[Dataset excerpts]
◆ ◆ ◆ ◆ ◆

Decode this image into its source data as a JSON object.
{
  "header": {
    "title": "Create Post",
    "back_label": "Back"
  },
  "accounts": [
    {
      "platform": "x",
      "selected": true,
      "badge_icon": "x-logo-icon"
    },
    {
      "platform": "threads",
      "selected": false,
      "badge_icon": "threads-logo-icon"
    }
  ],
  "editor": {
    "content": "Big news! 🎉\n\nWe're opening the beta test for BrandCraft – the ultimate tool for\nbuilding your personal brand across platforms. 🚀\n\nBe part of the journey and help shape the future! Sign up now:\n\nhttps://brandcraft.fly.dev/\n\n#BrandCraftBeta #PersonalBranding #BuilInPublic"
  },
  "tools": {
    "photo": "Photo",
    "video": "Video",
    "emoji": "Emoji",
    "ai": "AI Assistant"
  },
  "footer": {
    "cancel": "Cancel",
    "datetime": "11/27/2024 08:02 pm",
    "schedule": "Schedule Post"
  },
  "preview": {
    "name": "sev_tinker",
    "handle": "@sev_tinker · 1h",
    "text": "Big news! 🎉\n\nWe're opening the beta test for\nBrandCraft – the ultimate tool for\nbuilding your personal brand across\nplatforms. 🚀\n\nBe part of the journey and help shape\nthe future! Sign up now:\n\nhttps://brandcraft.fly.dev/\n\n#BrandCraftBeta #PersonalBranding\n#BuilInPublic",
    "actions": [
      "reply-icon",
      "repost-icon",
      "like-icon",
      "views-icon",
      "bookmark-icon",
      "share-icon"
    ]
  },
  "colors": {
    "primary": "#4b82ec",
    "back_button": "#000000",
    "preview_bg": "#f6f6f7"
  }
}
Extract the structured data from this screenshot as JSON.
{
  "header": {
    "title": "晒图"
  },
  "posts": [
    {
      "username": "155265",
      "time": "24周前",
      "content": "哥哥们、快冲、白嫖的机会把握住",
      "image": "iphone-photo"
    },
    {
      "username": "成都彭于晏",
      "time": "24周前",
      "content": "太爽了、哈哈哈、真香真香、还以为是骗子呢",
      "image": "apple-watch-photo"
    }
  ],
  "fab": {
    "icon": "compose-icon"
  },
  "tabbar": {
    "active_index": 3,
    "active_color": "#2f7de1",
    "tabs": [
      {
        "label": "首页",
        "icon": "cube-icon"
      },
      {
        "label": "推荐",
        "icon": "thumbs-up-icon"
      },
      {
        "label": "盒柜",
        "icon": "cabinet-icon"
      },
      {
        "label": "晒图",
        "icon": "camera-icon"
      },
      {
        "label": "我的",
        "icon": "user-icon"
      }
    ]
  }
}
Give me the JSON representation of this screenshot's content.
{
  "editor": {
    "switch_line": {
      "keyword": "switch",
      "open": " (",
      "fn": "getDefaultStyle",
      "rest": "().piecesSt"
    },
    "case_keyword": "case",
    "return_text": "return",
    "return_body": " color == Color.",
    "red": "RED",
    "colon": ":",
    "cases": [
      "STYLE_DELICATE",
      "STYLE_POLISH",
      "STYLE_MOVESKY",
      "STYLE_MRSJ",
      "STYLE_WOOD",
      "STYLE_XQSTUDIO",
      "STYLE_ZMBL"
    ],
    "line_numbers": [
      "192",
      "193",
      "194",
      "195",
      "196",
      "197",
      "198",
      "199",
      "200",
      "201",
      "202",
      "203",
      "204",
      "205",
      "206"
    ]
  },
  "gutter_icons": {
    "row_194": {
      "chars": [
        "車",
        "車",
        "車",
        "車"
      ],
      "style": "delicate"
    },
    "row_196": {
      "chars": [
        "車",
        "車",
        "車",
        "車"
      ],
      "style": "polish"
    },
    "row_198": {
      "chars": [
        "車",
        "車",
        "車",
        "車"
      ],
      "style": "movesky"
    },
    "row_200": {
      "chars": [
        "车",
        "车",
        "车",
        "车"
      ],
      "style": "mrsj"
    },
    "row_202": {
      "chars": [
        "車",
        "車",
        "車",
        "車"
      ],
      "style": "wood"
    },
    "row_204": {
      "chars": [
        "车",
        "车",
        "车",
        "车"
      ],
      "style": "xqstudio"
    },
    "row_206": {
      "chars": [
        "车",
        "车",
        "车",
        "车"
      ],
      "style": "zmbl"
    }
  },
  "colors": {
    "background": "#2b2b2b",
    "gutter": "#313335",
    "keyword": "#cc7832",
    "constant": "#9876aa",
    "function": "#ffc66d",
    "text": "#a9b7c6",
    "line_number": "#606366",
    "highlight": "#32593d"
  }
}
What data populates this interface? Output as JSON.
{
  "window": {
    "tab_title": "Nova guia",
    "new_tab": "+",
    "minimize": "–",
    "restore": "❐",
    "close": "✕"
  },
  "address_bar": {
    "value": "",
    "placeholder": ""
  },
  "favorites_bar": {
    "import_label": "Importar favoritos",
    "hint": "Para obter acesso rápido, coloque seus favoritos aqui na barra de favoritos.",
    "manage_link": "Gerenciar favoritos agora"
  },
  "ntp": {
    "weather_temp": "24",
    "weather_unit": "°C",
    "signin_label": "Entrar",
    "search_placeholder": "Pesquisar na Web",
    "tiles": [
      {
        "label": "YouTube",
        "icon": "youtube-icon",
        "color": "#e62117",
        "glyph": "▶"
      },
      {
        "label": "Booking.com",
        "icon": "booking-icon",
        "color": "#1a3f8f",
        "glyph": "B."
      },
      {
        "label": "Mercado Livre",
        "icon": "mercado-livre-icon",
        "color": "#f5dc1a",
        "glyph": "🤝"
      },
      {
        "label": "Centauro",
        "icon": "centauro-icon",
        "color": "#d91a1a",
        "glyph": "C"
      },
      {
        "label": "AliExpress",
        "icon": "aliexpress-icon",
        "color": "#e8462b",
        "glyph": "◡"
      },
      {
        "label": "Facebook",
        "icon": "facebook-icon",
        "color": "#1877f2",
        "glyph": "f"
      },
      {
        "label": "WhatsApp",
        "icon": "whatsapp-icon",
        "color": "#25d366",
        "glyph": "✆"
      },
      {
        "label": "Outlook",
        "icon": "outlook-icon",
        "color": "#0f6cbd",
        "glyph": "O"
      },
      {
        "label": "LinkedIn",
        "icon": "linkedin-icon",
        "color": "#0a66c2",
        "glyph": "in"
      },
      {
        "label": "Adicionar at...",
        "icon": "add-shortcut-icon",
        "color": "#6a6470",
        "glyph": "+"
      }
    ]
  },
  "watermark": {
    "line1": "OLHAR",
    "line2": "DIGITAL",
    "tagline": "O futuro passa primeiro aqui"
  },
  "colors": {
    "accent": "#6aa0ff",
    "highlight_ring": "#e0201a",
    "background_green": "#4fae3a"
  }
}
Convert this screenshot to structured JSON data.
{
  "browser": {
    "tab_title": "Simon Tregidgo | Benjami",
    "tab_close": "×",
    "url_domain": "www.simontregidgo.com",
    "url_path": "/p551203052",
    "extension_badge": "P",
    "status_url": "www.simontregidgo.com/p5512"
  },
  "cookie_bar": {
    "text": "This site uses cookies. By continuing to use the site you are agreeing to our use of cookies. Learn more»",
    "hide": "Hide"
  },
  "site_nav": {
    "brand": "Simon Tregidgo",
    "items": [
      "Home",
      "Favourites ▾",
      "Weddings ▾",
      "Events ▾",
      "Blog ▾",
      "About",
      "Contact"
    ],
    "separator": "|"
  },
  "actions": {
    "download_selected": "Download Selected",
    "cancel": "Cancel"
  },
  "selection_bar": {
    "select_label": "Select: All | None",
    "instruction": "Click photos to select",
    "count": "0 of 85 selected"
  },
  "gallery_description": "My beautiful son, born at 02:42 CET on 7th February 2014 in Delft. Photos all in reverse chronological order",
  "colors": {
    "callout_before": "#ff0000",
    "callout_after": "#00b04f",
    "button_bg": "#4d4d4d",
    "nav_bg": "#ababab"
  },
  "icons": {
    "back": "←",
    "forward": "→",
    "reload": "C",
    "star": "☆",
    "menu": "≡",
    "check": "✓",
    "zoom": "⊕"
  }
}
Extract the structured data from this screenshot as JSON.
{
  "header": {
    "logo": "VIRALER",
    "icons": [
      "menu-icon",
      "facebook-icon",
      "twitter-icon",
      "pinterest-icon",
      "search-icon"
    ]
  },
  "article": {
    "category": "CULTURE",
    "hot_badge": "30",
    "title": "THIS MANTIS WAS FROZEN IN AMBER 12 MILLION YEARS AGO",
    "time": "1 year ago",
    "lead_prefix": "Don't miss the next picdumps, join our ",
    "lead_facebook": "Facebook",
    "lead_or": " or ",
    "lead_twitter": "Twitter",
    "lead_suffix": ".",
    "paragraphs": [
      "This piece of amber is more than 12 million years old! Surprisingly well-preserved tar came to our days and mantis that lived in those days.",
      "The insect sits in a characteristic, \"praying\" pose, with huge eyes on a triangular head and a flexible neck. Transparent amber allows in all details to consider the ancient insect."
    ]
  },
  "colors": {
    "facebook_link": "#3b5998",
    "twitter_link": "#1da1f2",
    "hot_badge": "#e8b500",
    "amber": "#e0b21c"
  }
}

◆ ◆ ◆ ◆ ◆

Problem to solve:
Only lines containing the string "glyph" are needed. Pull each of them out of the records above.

Finished task:
        "glyph": "▶"
        "glyph": "B."
        "glyph": "🤝"
        "glyph": "C"
        "glyph": "◡"
        "glyph": "f"
        "glyph": "✆"
        "glyph": "O"
        "glyph": "in"
        "glyph": "+"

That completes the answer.